Buyer enquires increased by 15 per cent between December 2019 and January 2020, Rightmoves latest house price index shows. Average asking prices across the UK rose by 2.3 per cent over the same time frame. Jeremy Leaf told Mortgage Strategy: “Although Rightmove looks at asking rather than selling prices, they provide an important indicator of market activity. Asking prices can be notoriously unreliable, but these confirm what we have been seeing on the ground for the last month or so. Sellers inevitably are a little bit more optimistic at this time of year but it remains to be seen, probably by the end of January/beginning of February, whether these higher prices, much of which is driven by shortage of stock, actually turn into agreed prices and transactions”.

There was a 6.8% annual jump in residential transactions in the UK, according to official figures published this morning by HMRC. Jeremy Leaf told BBC News: "transaction numbers are always a much better indicator of property market health than volatile house prices. These figures are encouraging because they show an increase in transactions in December, up on November and the previous year. While HMRC advises caution and not to get too carried away, it’s certainly a positive, particularly as the impact of the general election is yet to be felt on transaction numbers”.

Annual house price growth across the UK jumped to a 14-month high in January as confidence returned to the housing market following the general election. Jeremy Leaf told The Guardian: “The real test for the market will come in February and March when we will see if that interest translates into higher transaction levels. Prices are likely to continue to be underpinned by a shortage of supply and relatively low levels of housebuilding, while ongoing difficulties trying to raise deposits – evidenced by the struggles still facing first-time buyers – will keep demand in check”.

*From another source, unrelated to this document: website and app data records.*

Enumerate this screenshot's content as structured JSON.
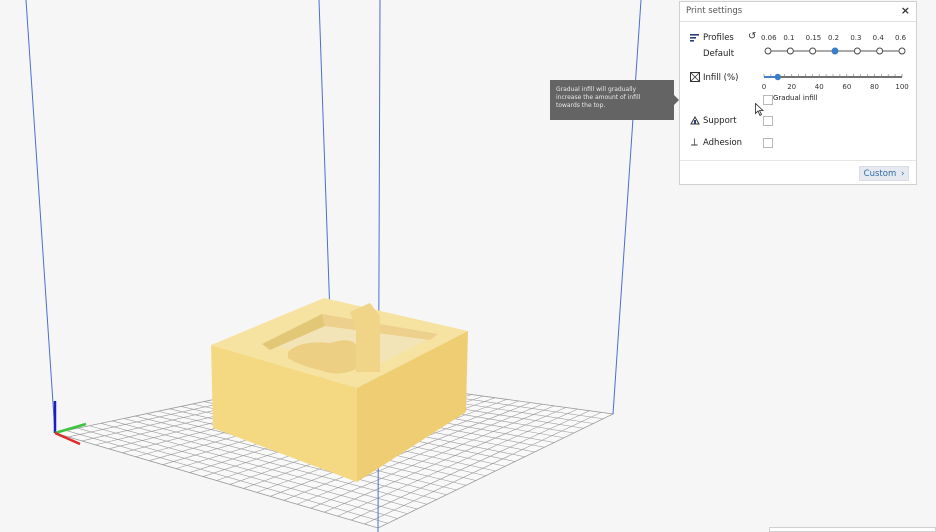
{
  "panel": {
    "title": "Print settings",
    "close": "×",
    "profiles": {
      "label": "Profiles",
      "value": "Default",
      "reset_icon": "reset-icon",
      "ticks": [
        "0.06",
        "0.1",
        "0.15",
        "0.2",
        "0.3",
        "0.4",
        "0.6"
      ],
      "selected": "0.2"
    },
    "infill": {
      "label": "Infill (%)",
      "ticks": [
        "0",
        "20",
        "40",
        "60",
        "80",
        "100"
      ],
      "value": 10,
      "gradual_label": "Gradual infill"
    },
    "support": {
      "label": "Support"
    },
    "adhesion": {
      "label": "Adhesion"
    },
    "custom_label": "Custom",
    "custom_chevron": "›"
  },
  "tooltip": {
    "lines": [
      "Gradual infill will gradually",
      "increase the amount of infill",
      "towards the top."
    ]
  },
  "colors": {
    "accent": "#3b7dc8",
    "model": "#f3d98a",
    "grid": "#9a9a9a",
    "build_volume": "#4a6fd1",
    "axis_x": "#e02a2a",
    "axis_y": "#3cc43c",
    "axis_z": "#1c1cc8"
  }
}
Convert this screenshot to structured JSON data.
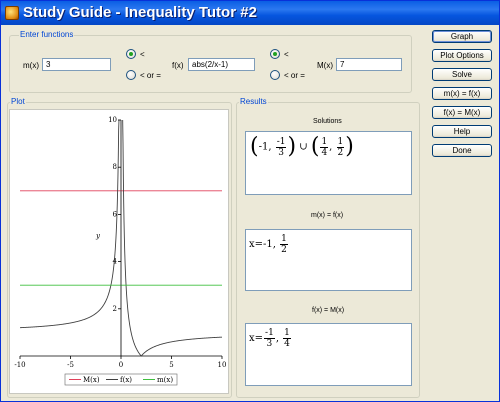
{
  "window": {
    "title": "Study Guide - Inequality Tutor #2"
  },
  "functions": {
    "group_label": "Enter functions",
    "m_label": "m(x)",
    "m_value": "3",
    "f_label": "f(x)",
    "f_value": "abs(2/x-1)",
    "M_label": "M(x)",
    "M_value": "7",
    "left_options": {
      "lt": "<",
      "le": "< or =",
      "selected": "lt"
    },
    "right_options": {
      "lt": "<",
      "le": "< or =",
      "selected": "lt"
    }
  },
  "plot": {
    "group_label": "Plot",
    "legend": [
      "M(x)",
      "f(x)",
      "m(x)"
    ]
  },
  "results": {
    "group_label": "Results",
    "solutions_title": "Solutions",
    "mf_title": "m(x) = f(x)",
    "fM_title": "f(x) = M(x)",
    "solutions": {
      "a1": "-1",
      "b1_num": "-1",
      "b1_den": "3",
      "union": "∪",
      "a2_num": "1",
      "a2_den": "4",
      "b2_num": "1",
      "b2_den": "2"
    },
    "mf": {
      "prefix": "x=",
      "v1": "-1",
      "v2_num": "1",
      "v2_den": "2"
    },
    "fM": {
      "prefix": "x=",
      "v1_num": "-1",
      "v1_den": "3",
      "v2_num": "1",
      "v2_den": "4"
    }
  },
  "buttons": {
    "graph": "Graph",
    "plot_options": "Plot Options",
    "solve": "Solve",
    "m_eq_f": "m(x) = f(x)",
    "f_eq_M": "f(x) = M(x)",
    "help": "Help",
    "done": "Done"
  },
  "colors": {
    "M": "#e0405a",
    "f": "#404040",
    "m": "#3fbf3f",
    "title_bar": "#0a5ee4",
    "group_label": "#0046d5"
  },
  "chart_data": {
    "type": "line",
    "xlim": [
      -10,
      10
    ],
    "ylim": [
      0,
      10
    ],
    "x_ticks": [
      "-10",
      "-5",
      "0",
      "5",
      "10"
    ],
    "y_ticks": [
      "2",
      "4",
      "6",
      "8",
      "10"
    ],
    "xlabel": "x",
    "ylabel": "y",
    "grid": false,
    "legend_position": "bottom",
    "series": [
      {
        "name": "M(x)",
        "expr": "7",
        "color": "#e0405a"
      },
      {
        "name": "f(x)",
        "expr": "abs(2/x-1)",
        "color": "#404040"
      },
      {
        "name": "m(x)",
        "expr": "3",
        "color": "#3fbf3f"
      }
    ]
  }
}
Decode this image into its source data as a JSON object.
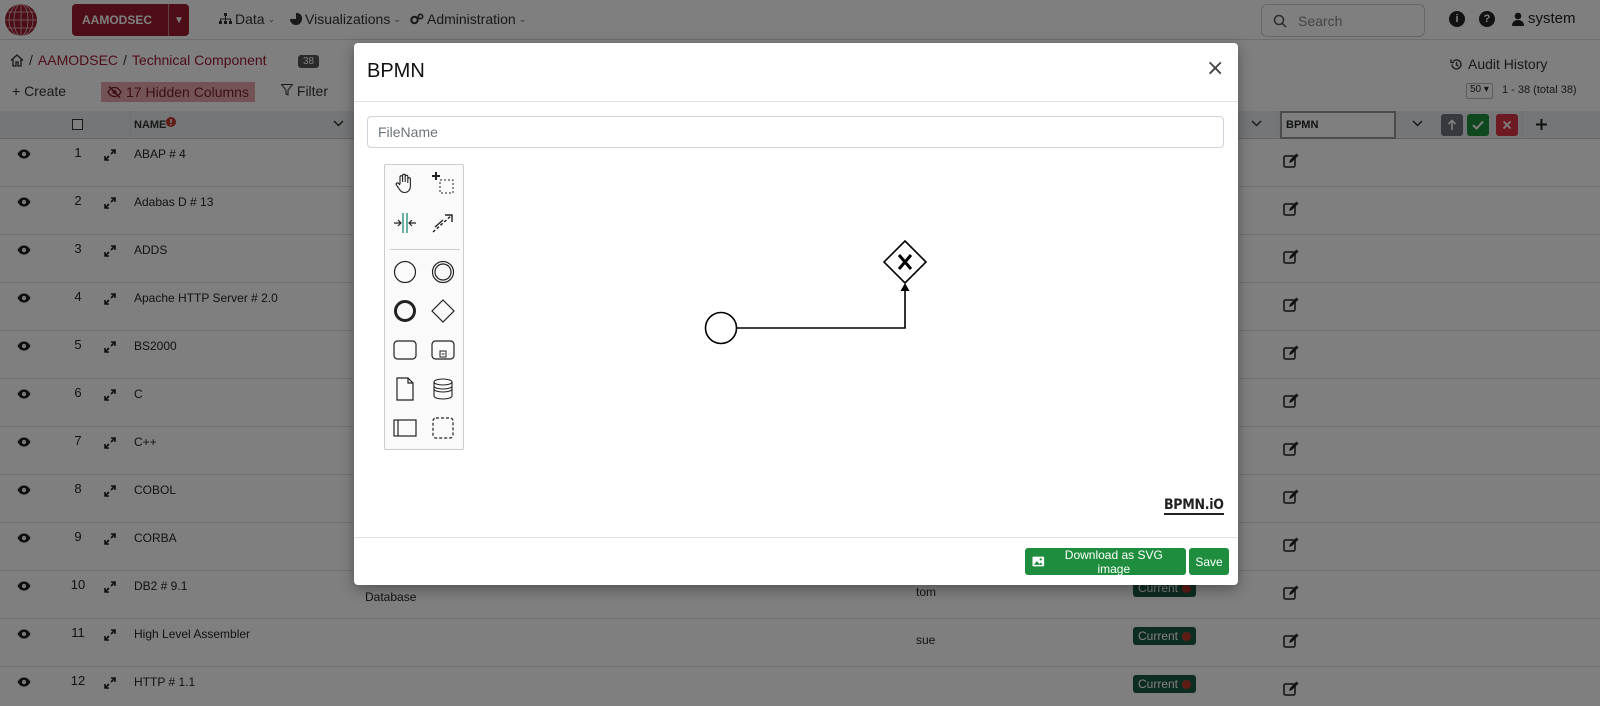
{
  "navbar": {
    "brand_label": "AAMODSEC",
    "menus": [
      {
        "label": "Data",
        "icon": "sitemap-icon"
      },
      {
        "label": "Visualizations",
        "icon": "chart-pie-icon"
      },
      {
        "label": "Administration",
        "icon": "cogs-icon"
      }
    ],
    "search_placeholder": "Search",
    "user_name": "system",
    "info_glyph": "i",
    "help_glyph": "?"
  },
  "breadcrumb": {
    "separator": "/",
    "app": "AAMODSEC",
    "page": "Technical Component",
    "count": "38"
  },
  "audit_history_label": "Audit History",
  "toolbar": {
    "create_label": "+ Create",
    "hidden_columns_label": "17 Hidden Columns",
    "filter_label": "Filter",
    "page_size": "50",
    "range_text": "1 - 38 (total 38)"
  },
  "grid": {
    "name_header": "NAME",
    "bpmn_header": "BPMN",
    "rows": [
      {
        "num": "1",
        "name": "ABAP # 4",
        "category": "",
        "owner": "",
        "status": ""
      },
      {
        "num": "2",
        "name": "Adabas D # 13",
        "category": "",
        "owner": "",
        "status": ""
      },
      {
        "num": "3",
        "name": "ADDS",
        "category": "",
        "owner": "",
        "status": ""
      },
      {
        "num": "4",
        "name": "Apache HTTP Server # 2.0",
        "category": "",
        "owner": "",
        "status": ""
      },
      {
        "num": "5",
        "name": "BS2000",
        "category": "",
        "owner": "",
        "status": ""
      },
      {
        "num": "6",
        "name": "C",
        "category": "",
        "owner": "",
        "status": ""
      },
      {
        "num": "7",
        "name": "C++",
        "category": "",
        "owner": "",
        "status": ""
      },
      {
        "num": "8",
        "name": "COBOL",
        "category": "",
        "owner": "",
        "status": ""
      },
      {
        "num": "9",
        "name": "CORBA",
        "category": "",
        "owner": "",
        "status": ""
      },
      {
        "num": "10",
        "name": "DB2 # 9.1",
        "category": "Database",
        "owner": "tom",
        "status": "Current"
      },
      {
        "num": "11",
        "name": "High Level Assembler",
        "category": "",
        "owner": "sue",
        "status": "Current"
      },
      {
        "num": "12",
        "name": "HTTP # 1.1",
        "category": "",
        "owner": "",
        "status": "Current"
      }
    ]
  },
  "modal": {
    "title": "BPMN",
    "close_glyph": "×",
    "filename_placeholder": "FileName",
    "watermark": "BPMN.iO",
    "download_label": "Download as SVG image",
    "save_label": "Save"
  },
  "colors": {
    "brand": "#9b1c2e",
    "success": "#1e8e3e",
    "status_badge": "#1d5b45",
    "danger": "#dc3545"
  }
}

The number of mortgages being approved to home buyers jumped to its highest level in over two years in December 2019, Bank of England figures show. Jeremy Leaf told AOL Money: “home buyer confidence had been returning since before the election”.